▶ **Work item**
For the records that follow, restate each one word for word and leave the images behind.

*** Opening of Records to use ***

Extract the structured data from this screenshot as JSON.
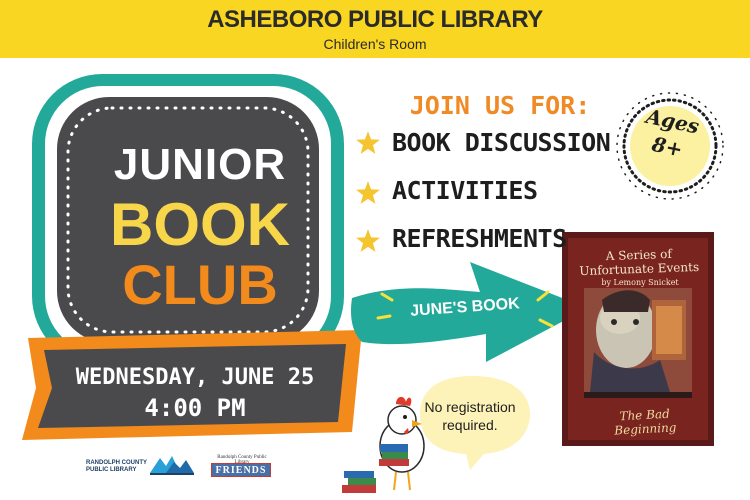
{
  "banner": {
    "title": "ASHEBORO PUBLIC LIBRARY",
    "subtitle": "Children's Room",
    "color": "#f9d622"
  },
  "club": {
    "line1": "JUNIOR",
    "line2": "BOOK",
    "line3": "CLUB"
  },
  "event": {
    "day_date": "WEDNESDAY, JUNE 25",
    "time": "4:00 PM"
  },
  "activities": {
    "heading": "JOIN US FOR:",
    "items": [
      "BOOK DISCUSSION",
      "ACTIVITIES",
      "REFRESHMENTS"
    ]
  },
  "ages": {
    "line1": "Ages",
    "line2": "8+"
  },
  "arrow": {
    "label": "JUNE'S BOOK"
  },
  "registration": {
    "line1": "No registration",
    "line2": "required."
  },
  "book": {
    "title_line1": "A Series of",
    "title_line2": "Unfortunate Events",
    "author": "by Lemony Snicket",
    "subtitle": "The Bad Beginning"
  },
  "logos": {
    "county_line1": "RANDOLPH COUNTY",
    "county_line2": "PUBLIC LIBRARY",
    "friends_caption": "Randolph County Public Library",
    "friends_word": "FRIENDS"
  },
  "colors": {
    "teal": "#23a99a",
    "dark_panel": "#4a4a4c",
    "orange": "#f28a1c",
    "yellow_text": "#f7d64a",
    "star": "#f6c431"
  }
}
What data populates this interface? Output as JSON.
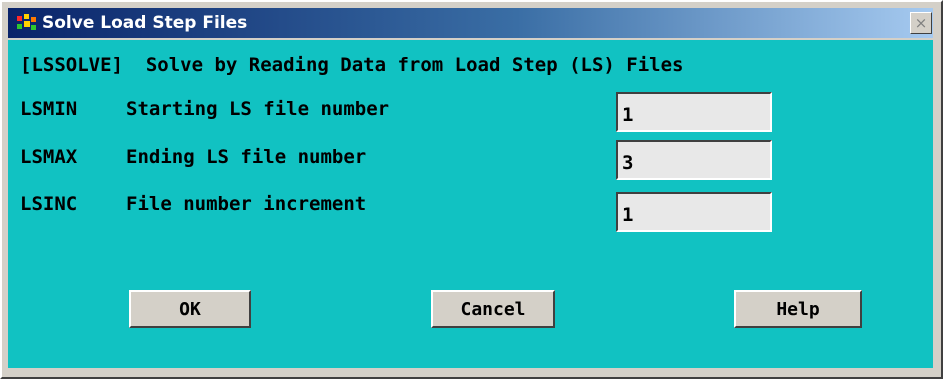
{
  "window": {
    "title": "Solve Load Step Files",
    "close_label": "×"
  },
  "dialog": {
    "header": "[LSSOLVE]  Solve by Reading Data from Load Step (LS) Files",
    "fields": [
      {
        "param": "LSMIN",
        "label": "Starting LS file number",
        "value": "1"
      },
      {
        "param": "LSMAX",
        "label": "Ending LS file number",
        "value": "3"
      },
      {
        "param": "LSINC",
        "label": "File number increment",
        "value": "1"
      }
    ]
  },
  "buttons": {
    "ok": "OK",
    "cancel": "Cancel",
    "help": "Help"
  },
  "colors": {
    "client_background": "#11c2c2",
    "titlebar_start": "#0a246a",
    "titlebar_end": "#a6caf0",
    "field_background": "#e8e8e8"
  },
  "icons": {
    "app": "ansys-app-icon",
    "close": "close-icon"
  }
}
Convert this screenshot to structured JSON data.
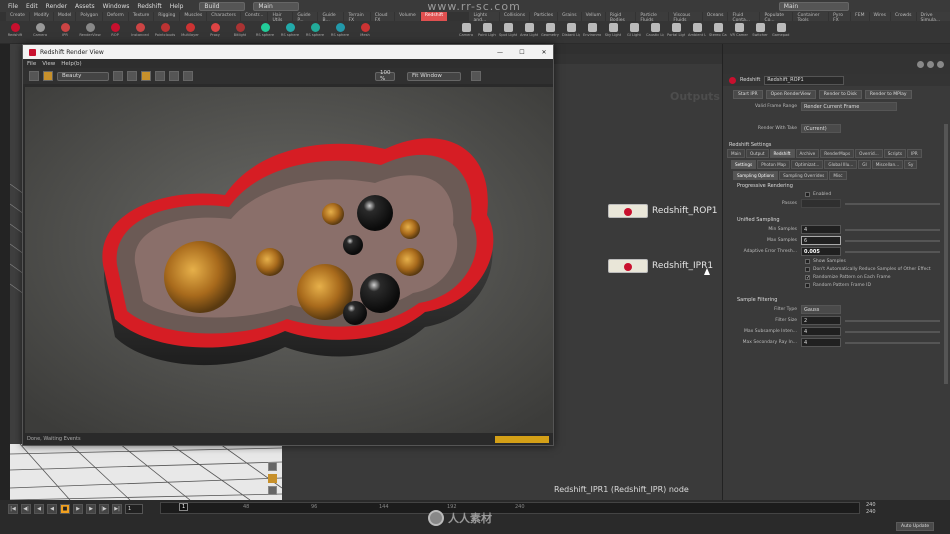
{
  "menubar": {
    "items": [
      "File",
      "Edit",
      "Render",
      "Assets",
      "Windows",
      "Redshift",
      "Help"
    ],
    "build_combo": "Build",
    "desk_combo": "Main",
    "watermark": "www.rr-sc.com",
    "right_combo": "Main"
  },
  "shelf": {
    "tabs": [
      "Create",
      "Modify",
      "Model",
      "Polygon",
      "Deform",
      "Texture",
      "Rigging",
      "Muscles",
      "Characters",
      "Constr...",
      "Hair Utils",
      "Guide P...",
      "Guide B...",
      "Terrain FX",
      "Cloud FX",
      "Volume",
      "Redshift"
    ],
    "right_tabs": [
      "Lights and...",
      "Collisions",
      "Particles",
      "Grains",
      "Vellum",
      "Rigid Bodies",
      "Particle Fluids",
      "Viscous Fluids",
      "Oceans",
      "Fluid Conta...",
      "Populate Co...",
      "Container Tools",
      "Pyro FX",
      "FEM",
      "Wires",
      "Crowds",
      "Drive Simula..."
    ],
    "tools": [
      "Redshift",
      "Camera",
      "IPR",
      "RenderView",
      "ROP",
      "Instanced",
      "Pointclouds",
      "Multilayer",
      "Proxy",
      "Bitlight",
      "RS sphere",
      "RS sphere",
      "RS sphere",
      "RS sphere",
      "Mesh"
    ],
    "right_tools": [
      "Camera",
      "Point Light",
      "Spot Light",
      "Area Light",
      "Geometry Light",
      "Distant Light",
      "Environment Light",
      "Sky Light",
      "GI Light",
      "Caustic Light",
      "Portal Light",
      "Ambient Light",
      "Stereo Camera",
      "VR Camera",
      "Switcher",
      "Gamepad Camera"
    ]
  },
  "render_view": {
    "title": "Redshift Render View",
    "menu": [
      "File",
      "View",
      "Help(b)"
    ],
    "aov": "Beauty",
    "zoom": "100 %",
    "fit": "Fit Window",
    "status": "Done, Waiting Events"
  },
  "network": {
    "header": "Outputs",
    "nodes": [
      {
        "name": "Redshift_ROP1"
      },
      {
        "name": "Redshift_IPR1"
      }
    ],
    "footer": "Redshift_IPR1 (Redshift_IPR) node"
  },
  "params": {
    "node_type": "Redshift",
    "node_name": "Redshift_ROP1",
    "top_buttons": [
      "Start IPR",
      "Open RenderView",
      "Render to Disk",
      "Render to MPlay"
    ],
    "valid_frame_label": "Valid Frame Range",
    "valid_frame_value": "Render Current Frame",
    "render_with_take_label": "Render With Take",
    "render_with_take_value": "(Current)",
    "settings_header": "Redshift Settings",
    "tabs1": [
      "Main",
      "Output",
      "Redshift",
      "Archive",
      "RenderMaps",
      "Overrid...",
      "Scripts",
      "IPR"
    ],
    "tabs2": [
      "Settings",
      "Photon Map",
      "Optimizat...",
      "Global Illu...",
      "GI",
      "Miscellan...",
      "Sy"
    ],
    "tabs3": [
      "Sampling Options",
      "Sampling Overrides",
      "Misc"
    ],
    "prog_header": "Progressive Rendering",
    "enabled": "Enabled",
    "passes": "Passes",
    "unified_header": "Unified Sampling",
    "min_samples_label": "Min Samples",
    "min_samples": "4",
    "max_samples_label": "Max Samples",
    "max_samples": "6",
    "adaptive_label": "Adaptive Error Thresh...",
    "adaptive": "0.005",
    "checks": [
      {
        "label": "Show Samples",
        "checked": false
      },
      {
        "label": "Don't Automatically Reduce Samples of Other Effect",
        "checked": false
      },
      {
        "label": "Randomize Pattern on Each Frame",
        "checked": true
      },
      {
        "label": "Random Pattern Frame ID",
        "checked": false
      }
    ],
    "filter_header": "Sample Filtering",
    "filter_type_label": "Filter Type",
    "filter_type": "Gauss",
    "filter_size_label": "Filter Size",
    "filter_size": "2",
    "max_sub_label": "Max Subsample Inten...",
    "max_sub": "4",
    "max_sec_label": "Max Secondary Ray In...",
    "max_sec": "4"
  },
  "timeline": {
    "frame": "1",
    "start": "1",
    "ticks": [
      "1",
      "48",
      "96",
      "144",
      "192",
      "240"
    ],
    "end1": "240",
    "end2": "240",
    "auto_update": "Auto Update",
    "logo_text": "人人素材"
  },
  "colors": {
    "accent": "#e05050",
    "node_red": "#c8102e",
    "play": "#f0a020"
  }
}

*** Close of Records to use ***

▶ **Written answer**
Extract the structured data from this screenshot as JSON.
{
  "banner": {
    "title": "ASHEBORO PUBLIC LIBRARY",
    "subtitle": "Children's Room",
    "color": "#f9d622"
  },
  "club": {
    "line1": "JUNIOR",
    "line2": "BOOK",
    "line3": "CLUB"
  },
  "event": {
    "day_date": "WEDNESDAY, JUNE 25",
    "time": "4:00 PM"
  },
  "activities": {
    "heading": "JOIN US FOR:",
    "items": [
      "BOOK DISCUSSION",
      "ACTIVITIES",
      "REFRESHMENTS"
    ]
  },
  "ages": {
    "line1": "Ages",
    "line2": "8+"
  },
  "arrow": {
    "label": "JUNE'S BOOK"
  },
  "registration": {
    "line1": "No registration",
    "line2": "required."
  },
  "book": {
    "title_line1": "A Series of",
    "title_line2": "Unfortunate Events",
    "author": "by Lemony Snicket",
    "subtitle": "The Bad Beginning"
  },
  "logos": {
    "county_line1": "RANDOLPH COUNTY",
    "county_line2": "PUBLIC LIBRARY",
    "friends_caption": "Randolph County Public Library",
    "friends_word": "FRIENDS"
  },
  "colors": {
    "teal": "#23a99a",
    "dark_panel": "#4a4a4c",
    "orange": "#f28a1c",
    "yellow_text": "#f7d64a",
    "star": "#f6c431"
  }
}
What data populates this interface? Output as JSON.
{
  "window": {
    "title": "Solve Load Step Files",
    "close_label": "×"
  },
  "dialog": {
    "header": "[LSSOLVE]  Solve by Reading Data from Load Step (LS) Files",
    "fields": [
      {
        "param": "LSMIN",
        "label": "Starting LS file number",
        "value": "1"
      },
      {
        "param": "LSMAX",
        "label": "Ending LS file number",
        "value": "3"
      },
      {
        "param": "LSINC",
        "label": "File number increment",
        "value": "1"
      }
    ]
  },
  "buttons": {
    "ok": "OK",
    "cancel": "Cancel",
    "help": "Help"
  },
  "colors": {
    "client_background": "#11c2c2",
    "titlebar_start": "#0a246a",
    "titlebar_end": "#a6caf0",
    "field_background": "#e8e8e8"
  },
  "icons": {
    "app": "ansys-app-icon",
    "close": "close-icon"
  }
}
Convert this screenshot to structured JSON data.
{
  "menubar": {
    "items": [
      "File",
      "Edit",
      "Render",
      "Assets",
      "Windows",
      "Redshift",
      "Help"
    ],
    "build_combo": "Build",
    "desk_combo": "Main",
    "watermark": "www.rr-sc.com",
    "right_combo": "Main"
  },
  "shelf": {
    "tabs": [
      "Create",
      "Modify",
      "Model",
      "Polygon",
      "Deform",
      "Texture",
      "Rigging",
      "Muscles",
      "Characters",
      "Constr...",
      "Hair Utils",
      "Guide P...",
      "Guide B...",
      "Terrain FX",
      "Cloud FX",
      "Volume",
      "Redshift"
    ],
    "right_tabs": [
      "Lights and...",
      "Collisions",
      "Particles",
      "Grains",
      "Vellum",
      "Rigid Bodies",
      "Particle Fluids",
      "Viscous Fluids",
      "Oceans",
      "Fluid Conta...",
      "Populate Co...",
      "Container Tools",
      "Pyro FX",
      "FEM",
      "Wires",
      "Crowds",
      "Drive Simula..."
    ],
    "tools": [
      "Redshift",
      "Camera",
      "IPR",
      "RenderView",
      "ROP",
      "Instanced",
      "Pointclouds",
      "Multilayer",
      "Proxy",
      "Bitlight",
      "RS sphere",
      "RS sphere",
      "RS sphere",
      "RS sphere",
      "Mesh"
    ],
    "right_tools": [
      "Camera",
      "Point Light",
      "Spot Light",
      "Area Light",
      "Geometry Light",
      "Distant Light",
      "Environment Light",
      "Sky Light",
      "GI Light",
      "Caustic Light",
      "Portal Light",
      "Ambient Light",
      "Stereo Camera",
      "VR Camera",
      "Switcher",
      "Gamepad Camera"
    ]
  },
  "render_view": {
    "title": "Redshift Render View",
    "menu": [
      "File",
      "View",
      "Help(b)"
    ],
    "aov": "Beauty",
    "zoom": "100 %",
    "fit": "Fit Window",
    "status": "Done, Waiting Events"
  },
  "network": {
    "header": "Outputs",
    "nodes": [
      {
        "name": "Redshift_ROP1"
      },
      {
        "name": "Redshift_IPR1"
      }
    ],
    "footer": "Redshift_IPR1 (Redshift_IPR) node"
  },
  "params": {
    "node_type": "Redshift",
    "node_name": "Redshift_ROP1",
    "top_buttons": [
      "Start IPR",
      "Open RenderView",
      "Render to Disk",
      "Render to MPlay"
    ],
    "valid_frame_label": "Valid Frame Range",
    "valid_frame_value": "Render Current Frame",
    "render_with_take_label": "Render With Take",
    "render_with_take_value": "(Current)",
    "settings_header": "Redshift Settings",
    "tabs1": [
      "Main",
      "Output",
      "Redshift",
      "Archive",
      "RenderMaps",
      "Overrid...",
      "Scripts",
      "IPR"
    ],
    "tabs2": [
      "Settings",
      "Photon Map",
      "Optimizat...",
      "Global Illu...",
      "GI",
      "Miscellan...",
      "Sy"
    ],
    "tabs3": [
      "Sampling Options",
      "Sampling Overrides",
      "Misc"
    ],
    "prog_header": "Progressive Rendering",
    "enabled": "Enabled",
    "passes": "Passes",
    "unified_header": "Unified Sampling",
    "min_samples_label": "Min Samples",
    "min_samples": "4",
    "max_samples_label": "Max Samples",
    "max_samples": "6",
    "adaptive_label": "Adaptive Error Thresh...",
    "adaptive": "0.005",
    "checks": [
      {
        "label": "Show Samples",
        "checked": false
      },
      {
        "label": "Don't Automatically Reduce Samples of Other Effect",
        "checked": false
      },
      {
        "label": "Randomize Pattern on Each Frame",
        "checked": true
      },
      {
        "label": "Random Pattern Frame ID",
        "checked": false
      }
    ],
    "filter_header": "Sample Filtering",
    "filter_type_label": "Filter Type",
    "filter_type": "Gauss",
    "filter_size_label": "Filter Size",
    "filter_size": "2",
    "max_sub_label": "Max Subsample Inten...",
    "max_sub": "4",
    "max_sec_label": "Max Secondary Ray In...",
    "max_sec": "4"
  },
  "timeline": {
    "frame": "1",
    "start": "1",
    "ticks": [
      "1",
      "48",
      "96",
      "144",
      "192",
      "240"
    ],
    "end1": "240",
    "end2": "240",
    "auto_update": "Auto Update",
    "logo_text": "人人素材"
  },
  "colors": {
    "accent": "#e05050",
    "node_red": "#c8102e",
    "play": "#f0a020"
  }
}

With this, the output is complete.